:: ACTIVITY ::
Write out each line of the entries below that holds the word "JSON".

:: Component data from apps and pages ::

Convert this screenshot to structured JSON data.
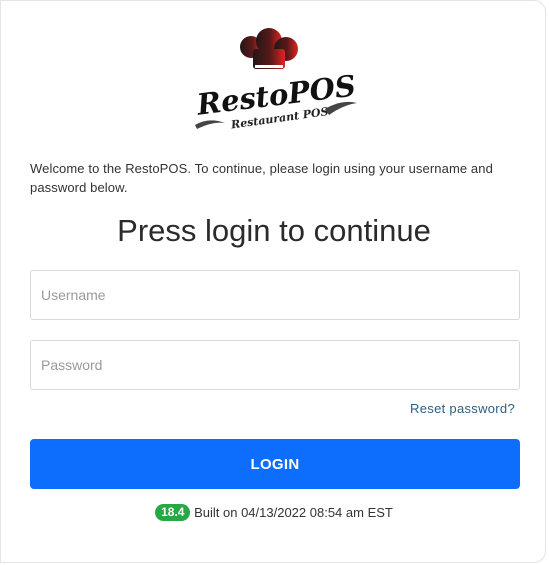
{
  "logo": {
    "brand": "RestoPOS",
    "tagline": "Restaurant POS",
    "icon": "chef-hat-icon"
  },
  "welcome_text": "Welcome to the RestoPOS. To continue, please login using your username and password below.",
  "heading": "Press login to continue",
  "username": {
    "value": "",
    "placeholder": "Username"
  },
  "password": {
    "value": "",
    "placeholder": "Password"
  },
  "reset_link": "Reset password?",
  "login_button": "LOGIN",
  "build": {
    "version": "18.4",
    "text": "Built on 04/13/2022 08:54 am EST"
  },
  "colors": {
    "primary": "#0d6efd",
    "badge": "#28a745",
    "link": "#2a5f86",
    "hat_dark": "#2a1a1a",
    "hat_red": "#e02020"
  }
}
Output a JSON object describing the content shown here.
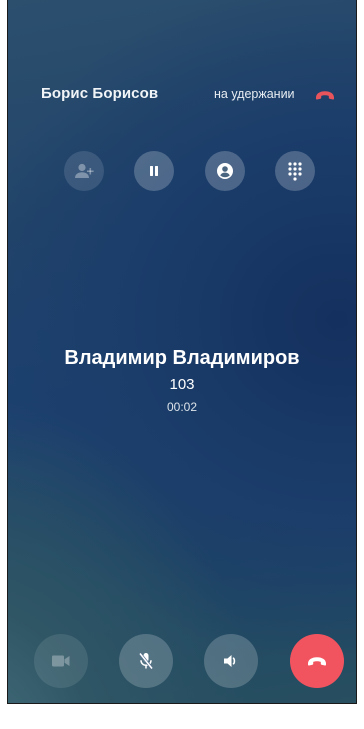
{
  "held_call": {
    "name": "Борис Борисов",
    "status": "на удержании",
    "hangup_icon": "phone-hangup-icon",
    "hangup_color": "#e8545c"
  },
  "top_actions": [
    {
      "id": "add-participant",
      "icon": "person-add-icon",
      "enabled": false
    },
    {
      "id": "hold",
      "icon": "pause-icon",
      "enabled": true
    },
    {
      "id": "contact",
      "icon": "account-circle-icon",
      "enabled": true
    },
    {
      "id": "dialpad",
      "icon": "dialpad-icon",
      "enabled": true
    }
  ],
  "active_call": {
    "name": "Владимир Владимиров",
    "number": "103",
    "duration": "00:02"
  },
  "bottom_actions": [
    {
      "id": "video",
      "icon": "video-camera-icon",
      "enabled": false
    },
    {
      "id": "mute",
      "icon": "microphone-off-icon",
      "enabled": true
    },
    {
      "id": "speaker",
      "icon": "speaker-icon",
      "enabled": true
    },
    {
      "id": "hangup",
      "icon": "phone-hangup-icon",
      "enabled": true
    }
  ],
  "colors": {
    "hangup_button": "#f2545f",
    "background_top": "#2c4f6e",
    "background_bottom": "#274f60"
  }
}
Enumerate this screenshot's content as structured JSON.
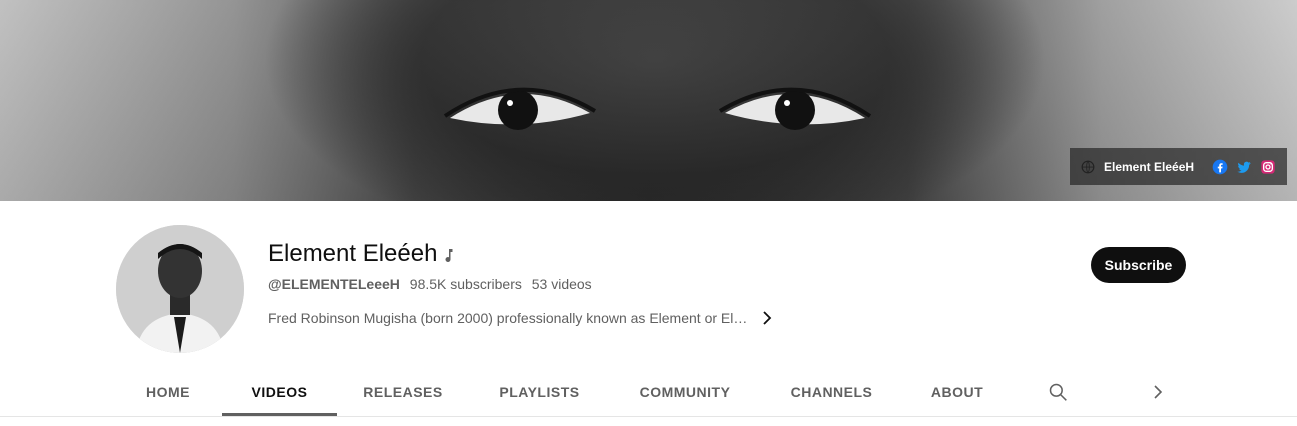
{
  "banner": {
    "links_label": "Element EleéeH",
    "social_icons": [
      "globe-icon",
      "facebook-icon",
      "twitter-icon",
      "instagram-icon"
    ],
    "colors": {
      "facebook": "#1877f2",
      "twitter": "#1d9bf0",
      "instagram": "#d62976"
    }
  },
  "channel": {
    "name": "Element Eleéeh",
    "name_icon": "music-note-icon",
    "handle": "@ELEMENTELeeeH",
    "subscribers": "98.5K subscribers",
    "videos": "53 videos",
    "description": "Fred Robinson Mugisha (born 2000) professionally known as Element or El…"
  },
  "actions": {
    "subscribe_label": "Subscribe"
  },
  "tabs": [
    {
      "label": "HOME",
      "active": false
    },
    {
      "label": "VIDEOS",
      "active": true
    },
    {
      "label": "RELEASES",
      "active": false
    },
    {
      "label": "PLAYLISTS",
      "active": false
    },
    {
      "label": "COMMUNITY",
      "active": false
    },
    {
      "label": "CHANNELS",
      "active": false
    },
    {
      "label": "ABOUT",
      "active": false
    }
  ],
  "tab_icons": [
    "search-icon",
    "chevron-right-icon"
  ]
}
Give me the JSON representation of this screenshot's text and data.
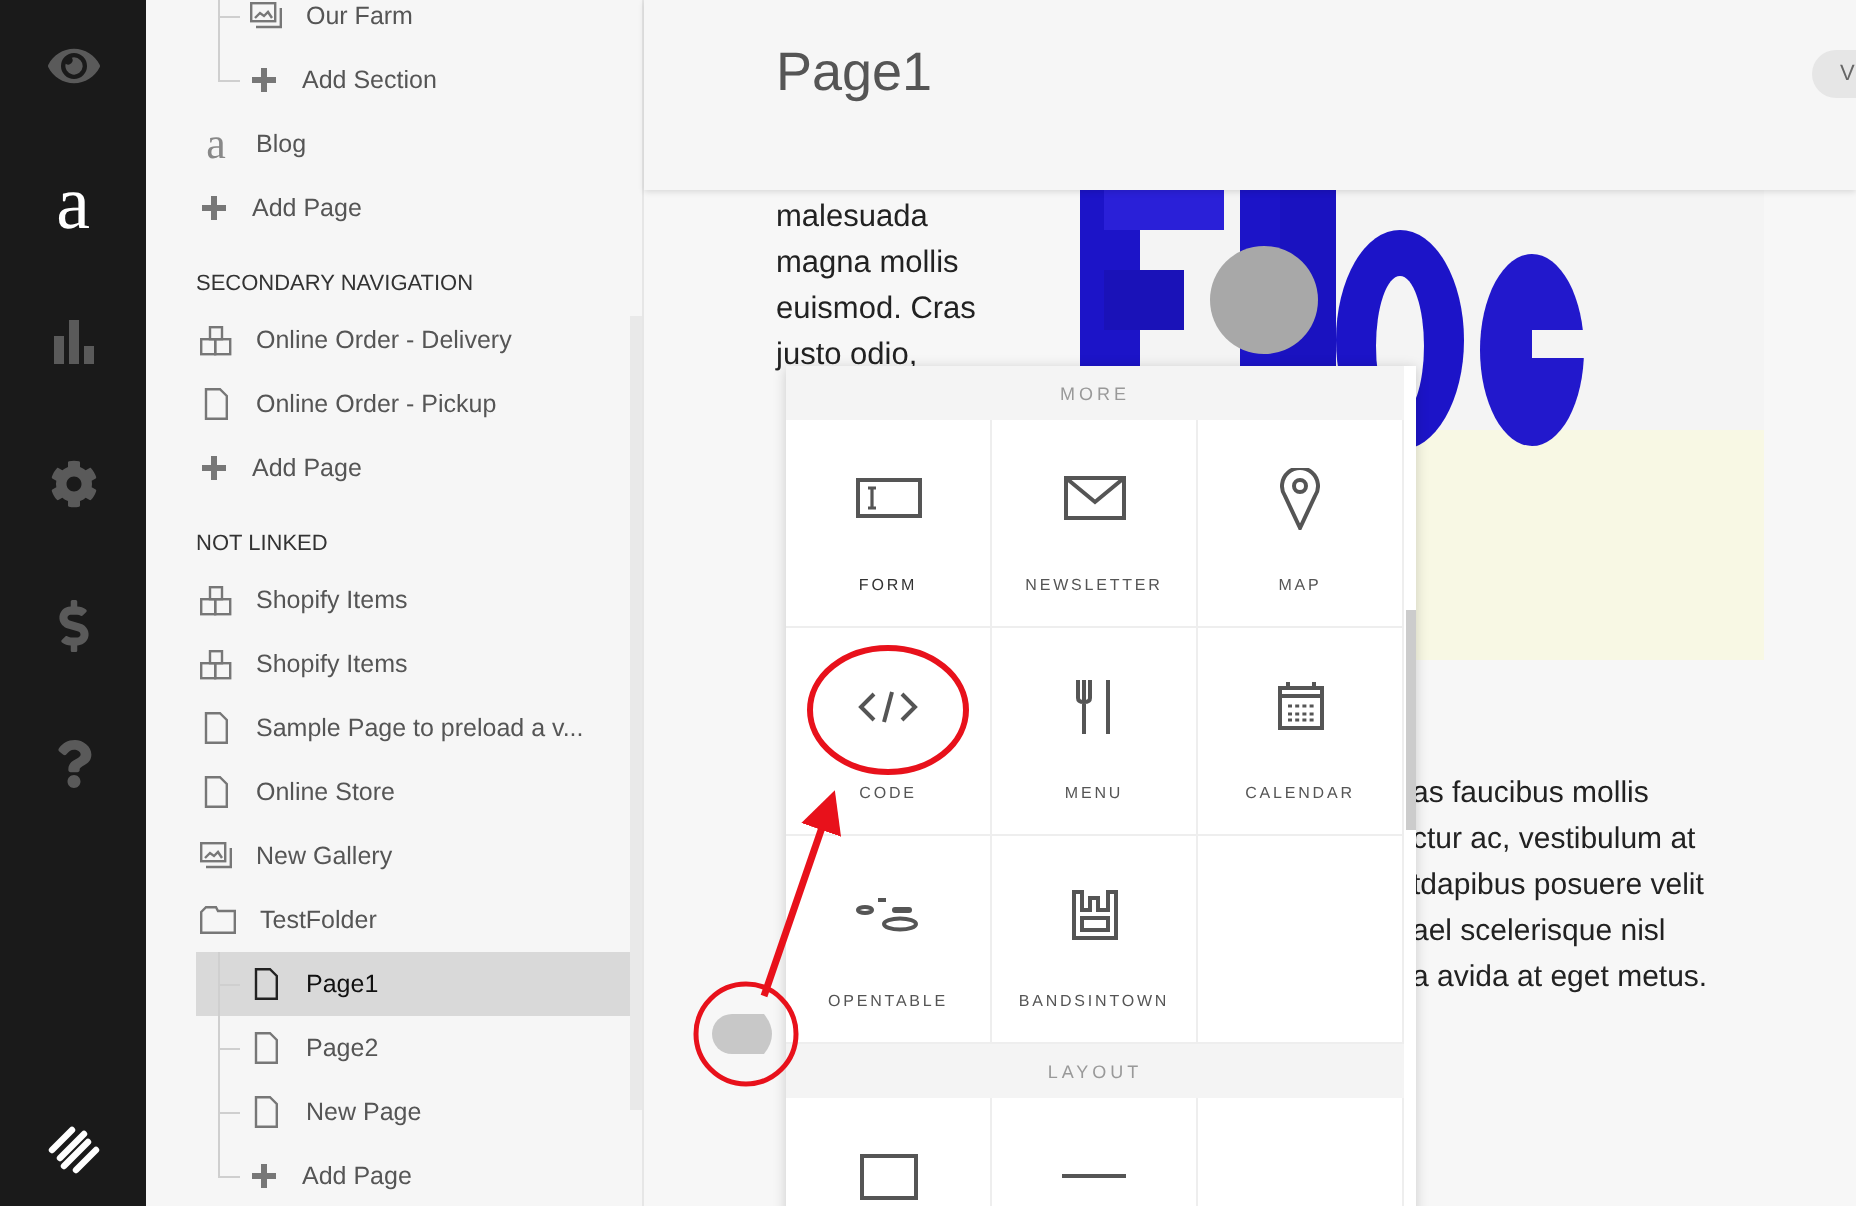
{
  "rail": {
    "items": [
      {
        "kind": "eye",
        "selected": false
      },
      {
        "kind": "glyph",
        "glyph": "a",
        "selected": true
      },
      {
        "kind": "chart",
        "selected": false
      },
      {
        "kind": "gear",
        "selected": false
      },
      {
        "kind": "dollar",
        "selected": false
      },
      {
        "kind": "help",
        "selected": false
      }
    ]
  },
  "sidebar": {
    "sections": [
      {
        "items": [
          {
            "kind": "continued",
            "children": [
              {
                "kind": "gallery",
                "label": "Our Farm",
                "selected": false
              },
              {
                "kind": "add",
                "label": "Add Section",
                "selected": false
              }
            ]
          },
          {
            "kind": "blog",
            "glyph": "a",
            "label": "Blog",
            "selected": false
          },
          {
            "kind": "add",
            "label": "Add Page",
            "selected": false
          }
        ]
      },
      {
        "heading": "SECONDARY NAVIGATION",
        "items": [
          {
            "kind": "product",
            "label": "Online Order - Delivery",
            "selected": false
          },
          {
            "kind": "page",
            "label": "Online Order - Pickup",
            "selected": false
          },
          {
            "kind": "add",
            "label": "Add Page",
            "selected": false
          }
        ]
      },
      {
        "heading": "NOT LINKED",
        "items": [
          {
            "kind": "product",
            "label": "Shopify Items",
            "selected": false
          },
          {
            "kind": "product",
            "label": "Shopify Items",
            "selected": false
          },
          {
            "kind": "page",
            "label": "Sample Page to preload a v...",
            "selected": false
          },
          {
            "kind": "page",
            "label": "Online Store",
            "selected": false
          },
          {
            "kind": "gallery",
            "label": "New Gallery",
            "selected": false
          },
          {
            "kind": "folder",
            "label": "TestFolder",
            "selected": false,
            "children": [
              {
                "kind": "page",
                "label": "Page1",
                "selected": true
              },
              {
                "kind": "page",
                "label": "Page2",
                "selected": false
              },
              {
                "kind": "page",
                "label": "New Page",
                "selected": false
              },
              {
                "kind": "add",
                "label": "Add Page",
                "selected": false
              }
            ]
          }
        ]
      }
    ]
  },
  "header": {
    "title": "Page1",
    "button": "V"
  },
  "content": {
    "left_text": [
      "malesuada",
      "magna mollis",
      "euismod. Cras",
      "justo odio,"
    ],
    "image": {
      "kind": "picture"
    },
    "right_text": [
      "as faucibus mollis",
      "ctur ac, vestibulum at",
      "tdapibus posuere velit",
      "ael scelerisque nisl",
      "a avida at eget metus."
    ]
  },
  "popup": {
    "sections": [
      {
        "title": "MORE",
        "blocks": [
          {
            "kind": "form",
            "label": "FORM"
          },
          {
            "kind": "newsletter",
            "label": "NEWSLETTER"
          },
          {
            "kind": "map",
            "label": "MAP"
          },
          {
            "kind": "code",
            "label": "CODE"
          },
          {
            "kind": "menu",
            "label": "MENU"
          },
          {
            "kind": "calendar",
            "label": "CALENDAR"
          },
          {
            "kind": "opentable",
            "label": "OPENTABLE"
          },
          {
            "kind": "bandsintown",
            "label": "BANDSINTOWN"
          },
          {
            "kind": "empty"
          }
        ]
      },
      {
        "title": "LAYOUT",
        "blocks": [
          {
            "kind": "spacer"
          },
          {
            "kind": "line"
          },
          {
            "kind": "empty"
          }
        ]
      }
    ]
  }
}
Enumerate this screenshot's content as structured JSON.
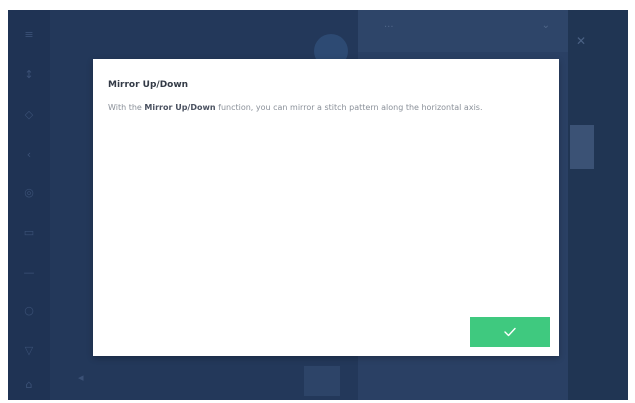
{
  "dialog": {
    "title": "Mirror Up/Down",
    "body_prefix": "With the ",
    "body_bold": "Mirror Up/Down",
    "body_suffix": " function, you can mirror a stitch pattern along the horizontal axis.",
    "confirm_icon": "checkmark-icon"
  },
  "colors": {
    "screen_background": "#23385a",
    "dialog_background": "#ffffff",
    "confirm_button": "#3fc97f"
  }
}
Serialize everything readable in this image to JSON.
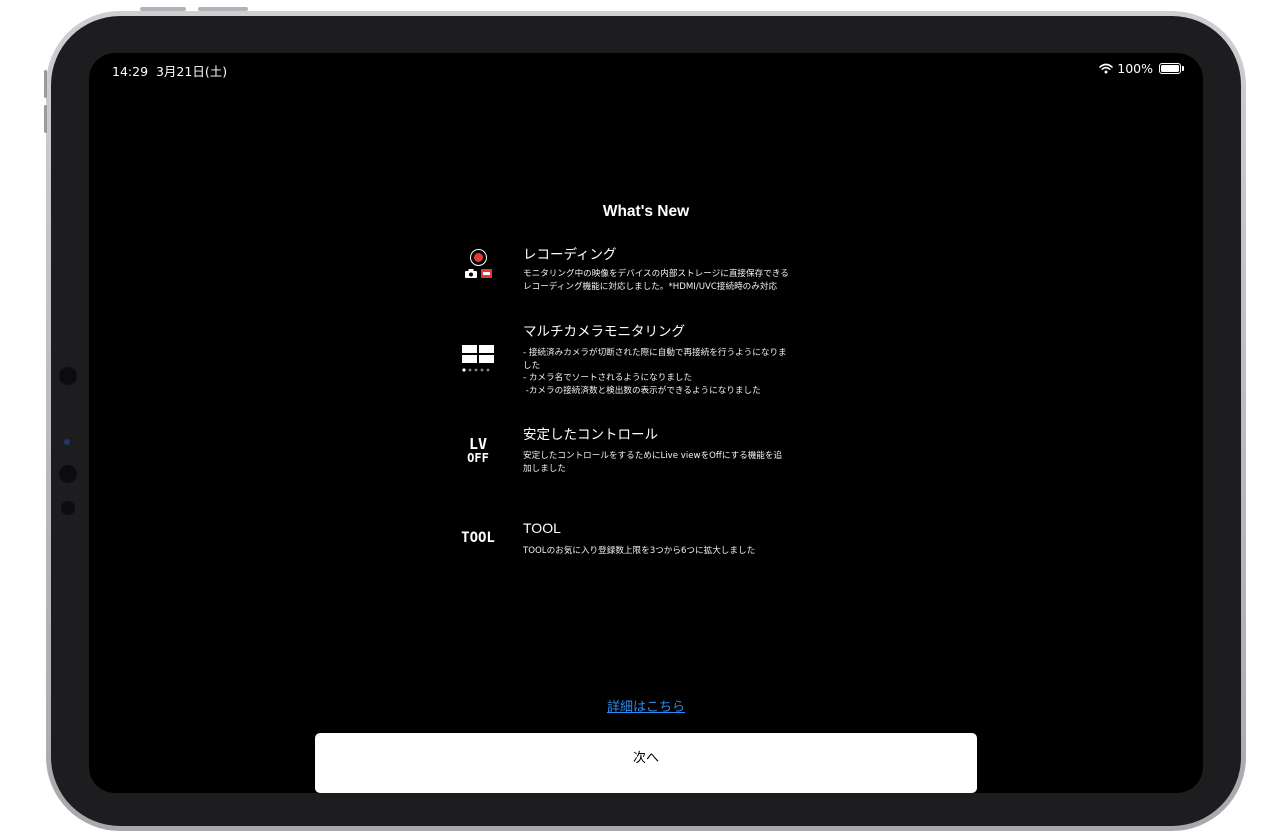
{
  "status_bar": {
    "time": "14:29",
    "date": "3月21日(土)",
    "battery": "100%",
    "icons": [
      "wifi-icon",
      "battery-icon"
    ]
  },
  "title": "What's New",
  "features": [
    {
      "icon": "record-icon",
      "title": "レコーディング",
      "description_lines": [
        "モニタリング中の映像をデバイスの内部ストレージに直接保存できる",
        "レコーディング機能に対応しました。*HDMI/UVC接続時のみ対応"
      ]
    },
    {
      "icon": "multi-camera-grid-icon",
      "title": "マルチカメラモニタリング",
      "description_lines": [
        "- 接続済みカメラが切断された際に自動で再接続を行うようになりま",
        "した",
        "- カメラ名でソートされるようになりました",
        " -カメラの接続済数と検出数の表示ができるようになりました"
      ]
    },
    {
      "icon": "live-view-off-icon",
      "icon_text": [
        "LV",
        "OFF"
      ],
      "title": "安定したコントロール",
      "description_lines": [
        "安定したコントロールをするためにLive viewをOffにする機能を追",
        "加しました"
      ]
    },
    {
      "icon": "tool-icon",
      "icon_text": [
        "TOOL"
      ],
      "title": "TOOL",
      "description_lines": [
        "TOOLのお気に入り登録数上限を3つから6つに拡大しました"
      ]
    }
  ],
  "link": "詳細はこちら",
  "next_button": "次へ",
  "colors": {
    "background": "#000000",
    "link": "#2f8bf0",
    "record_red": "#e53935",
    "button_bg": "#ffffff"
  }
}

:: RESPONSE AREA ::
Convert this screenshot to structured JSON data.
Output a JSON object describing the content shown here.
Enumerate this screenshot's content as structured JSON.
Give me the JSON representation of this screenshot's text and data.
Enumerate this screenshot's content as structured JSON.
Serialize everything readable in this image to JSON.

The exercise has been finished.